### Work instruction
Return every line from the records below with the string "clip".

### Excerpted records
————
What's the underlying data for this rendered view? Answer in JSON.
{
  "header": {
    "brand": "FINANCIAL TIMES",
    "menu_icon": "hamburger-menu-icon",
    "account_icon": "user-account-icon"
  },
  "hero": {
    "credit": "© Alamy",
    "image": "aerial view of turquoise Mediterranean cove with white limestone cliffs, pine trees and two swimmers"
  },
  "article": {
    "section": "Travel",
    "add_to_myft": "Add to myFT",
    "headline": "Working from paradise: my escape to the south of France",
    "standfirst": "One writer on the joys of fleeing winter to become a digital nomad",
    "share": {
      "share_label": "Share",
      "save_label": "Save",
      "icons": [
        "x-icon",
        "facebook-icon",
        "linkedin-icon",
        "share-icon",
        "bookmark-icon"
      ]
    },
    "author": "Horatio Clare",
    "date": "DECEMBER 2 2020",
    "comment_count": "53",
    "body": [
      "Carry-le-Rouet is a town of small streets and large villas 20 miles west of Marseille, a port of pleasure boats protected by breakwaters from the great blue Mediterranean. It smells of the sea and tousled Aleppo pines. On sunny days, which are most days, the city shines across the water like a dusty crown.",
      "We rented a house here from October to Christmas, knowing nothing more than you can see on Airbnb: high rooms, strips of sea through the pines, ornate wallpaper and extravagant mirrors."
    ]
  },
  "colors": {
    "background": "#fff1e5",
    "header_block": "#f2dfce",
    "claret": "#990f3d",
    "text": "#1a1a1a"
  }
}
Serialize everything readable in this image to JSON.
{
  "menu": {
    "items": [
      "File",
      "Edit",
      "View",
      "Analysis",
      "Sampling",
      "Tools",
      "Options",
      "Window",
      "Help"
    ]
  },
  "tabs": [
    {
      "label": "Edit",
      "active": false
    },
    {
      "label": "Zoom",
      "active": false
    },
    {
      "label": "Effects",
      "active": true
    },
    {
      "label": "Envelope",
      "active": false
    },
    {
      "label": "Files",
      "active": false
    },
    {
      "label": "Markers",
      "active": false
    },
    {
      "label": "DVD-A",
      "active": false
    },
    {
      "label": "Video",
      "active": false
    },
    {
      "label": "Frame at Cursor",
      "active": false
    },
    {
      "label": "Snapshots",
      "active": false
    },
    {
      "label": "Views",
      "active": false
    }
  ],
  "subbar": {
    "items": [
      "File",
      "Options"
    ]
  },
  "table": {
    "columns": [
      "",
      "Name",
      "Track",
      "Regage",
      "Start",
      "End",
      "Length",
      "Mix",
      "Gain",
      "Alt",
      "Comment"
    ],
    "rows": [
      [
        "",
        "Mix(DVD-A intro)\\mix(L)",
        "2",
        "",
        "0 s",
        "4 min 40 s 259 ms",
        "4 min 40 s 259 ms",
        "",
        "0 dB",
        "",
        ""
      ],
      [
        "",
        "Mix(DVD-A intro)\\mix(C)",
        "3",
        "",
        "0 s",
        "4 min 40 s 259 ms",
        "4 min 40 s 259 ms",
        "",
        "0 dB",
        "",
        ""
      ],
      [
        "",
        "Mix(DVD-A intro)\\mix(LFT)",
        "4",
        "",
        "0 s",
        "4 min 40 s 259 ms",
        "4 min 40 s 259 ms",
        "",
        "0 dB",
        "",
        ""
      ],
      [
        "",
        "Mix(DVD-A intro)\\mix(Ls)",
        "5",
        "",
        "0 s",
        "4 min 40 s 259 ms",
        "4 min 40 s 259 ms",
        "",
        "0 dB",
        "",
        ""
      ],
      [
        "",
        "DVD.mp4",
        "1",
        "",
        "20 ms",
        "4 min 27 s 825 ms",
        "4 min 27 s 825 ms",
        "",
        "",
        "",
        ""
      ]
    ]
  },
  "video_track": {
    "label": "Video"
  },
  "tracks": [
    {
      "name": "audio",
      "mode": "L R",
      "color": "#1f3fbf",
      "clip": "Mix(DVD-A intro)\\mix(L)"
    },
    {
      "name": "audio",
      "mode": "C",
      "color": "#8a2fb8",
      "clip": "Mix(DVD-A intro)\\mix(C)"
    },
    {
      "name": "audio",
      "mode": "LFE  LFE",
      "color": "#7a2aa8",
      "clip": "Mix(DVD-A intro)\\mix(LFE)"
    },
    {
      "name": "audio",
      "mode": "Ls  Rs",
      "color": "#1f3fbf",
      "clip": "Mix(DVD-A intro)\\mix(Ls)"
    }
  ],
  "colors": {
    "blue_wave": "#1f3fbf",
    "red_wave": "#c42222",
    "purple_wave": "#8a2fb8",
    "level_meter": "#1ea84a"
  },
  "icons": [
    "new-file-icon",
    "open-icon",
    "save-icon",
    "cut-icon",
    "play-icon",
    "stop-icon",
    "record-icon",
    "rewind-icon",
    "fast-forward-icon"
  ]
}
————
### Written solution
      "clip": "Mix(DVD-A intro)\\mix(L)"
      "clip": "Mix(DVD-A intro)\\mix(C)"
      "clip": "Mix(DVD-A intro)\\mix(LFE)"
      "clip": "Mix(DVD-A intro)\\mix(Ls)"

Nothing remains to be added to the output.